= Beginning of Section =

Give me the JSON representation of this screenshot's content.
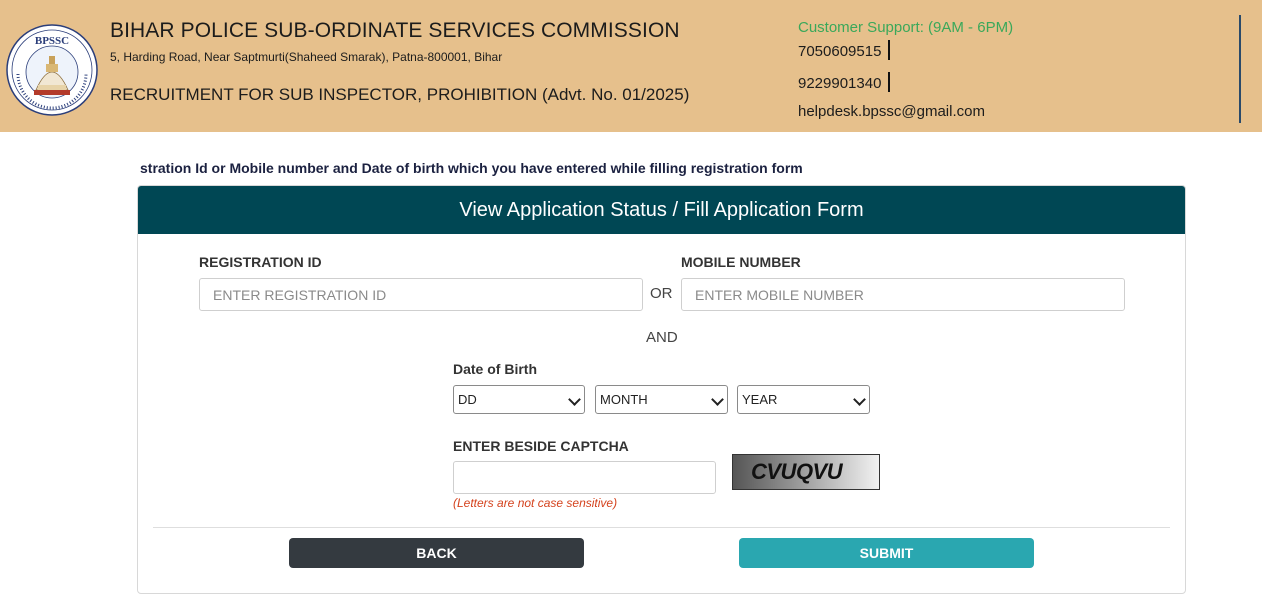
{
  "header": {
    "logo_text": "BPSSC",
    "logo_ring_text": "BIHAR POLICE SUB-ORDINATE SERVICES COMMISSION",
    "org_title": "BIHAR POLICE SUB-ORDINATE SERVICES COMMISSION",
    "address": "5, Harding Road, Near Saptmurti(Shaheed Smarak), Patna-800001, Bihar",
    "recruitment": "RECRUITMENT FOR SUB INSPECTOR, PROHIBITION (Advt. No. 01/2025)",
    "support_title": "Customer Support: (9AM - 6PM)",
    "phones": [
      "7050609515",
      "9229901340"
    ],
    "email": "helpdesk.bpssc@gmail.com"
  },
  "notice": "stration Id or Mobile number and Date of birth which you have entered while filling registration form",
  "form": {
    "title": "View Application Status / Fill Application Form",
    "registration_label": "REGISTRATION ID",
    "registration_placeholder": "ENTER REGISTRATION ID",
    "or_text": "OR",
    "mobile_label": "MOBILE NUMBER",
    "mobile_placeholder": "ENTER MOBILE NUMBER",
    "and_text": "AND",
    "dob_label": "Date of Birth",
    "dob": {
      "day": "DD",
      "month": "MONTH",
      "year": "YEAR"
    },
    "captcha_label": "ENTER BESIDE CAPTCHA",
    "captcha_value": "",
    "captcha_code": "CVUQVU",
    "captcha_hint": "(Letters are not case sensitive)",
    "back_label": "BACK",
    "submit_label": "SUBMIT"
  },
  "colors": {
    "header_bg": "#e6c08c",
    "card_header_bg": "#004754",
    "support_green": "#3aa85a",
    "back_button": "#343a40",
    "submit_button": "#2aa7b0",
    "hint_red": "#d4421d"
  }
}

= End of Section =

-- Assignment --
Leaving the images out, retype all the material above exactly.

-- Exercise response --
Give me the JSON representation of this screenshot's content.
{
  "header": {
    "logo_text": "BPSSC",
    "logo_ring_text": "BIHAR POLICE SUB-ORDINATE SERVICES COMMISSION",
    "org_title": "BIHAR POLICE SUB-ORDINATE SERVICES COMMISSION",
    "address": "5, Harding Road, Near Saptmurti(Shaheed Smarak), Patna-800001, Bihar",
    "recruitment": "RECRUITMENT FOR SUB INSPECTOR, PROHIBITION (Advt. No. 01/2025)",
    "support_title": "Customer Support: (9AM - 6PM)",
    "phones": [
      "7050609515",
      "9229901340"
    ],
    "email": "helpdesk.bpssc@gmail.com"
  },
  "notice": "stration Id or Mobile number and Date of birth which you have entered while filling registration form",
  "form": {
    "title": "View Application Status / Fill Application Form",
    "registration_label": "REGISTRATION ID",
    "registration_placeholder": "ENTER REGISTRATION ID",
    "or_text": "OR",
    "mobile_label": "MOBILE NUMBER",
    "mobile_placeholder": "ENTER MOBILE NUMBER",
    "and_text": "AND",
    "dob_label": "Date of Birth",
    "dob": {
      "day": "DD",
      "month": "MONTH",
      "year": "YEAR"
    },
    "captcha_label": "ENTER BESIDE CAPTCHA",
    "captcha_value": "",
    "captcha_code": "CVUQVU",
    "captcha_hint": "(Letters are not case sensitive)",
    "back_label": "BACK",
    "submit_label": "SUBMIT"
  },
  "colors": {
    "header_bg": "#e6c08c",
    "card_header_bg": "#004754",
    "support_green": "#3aa85a",
    "back_button": "#343a40",
    "submit_button": "#2aa7b0",
    "hint_red": "#d4421d"
  }
}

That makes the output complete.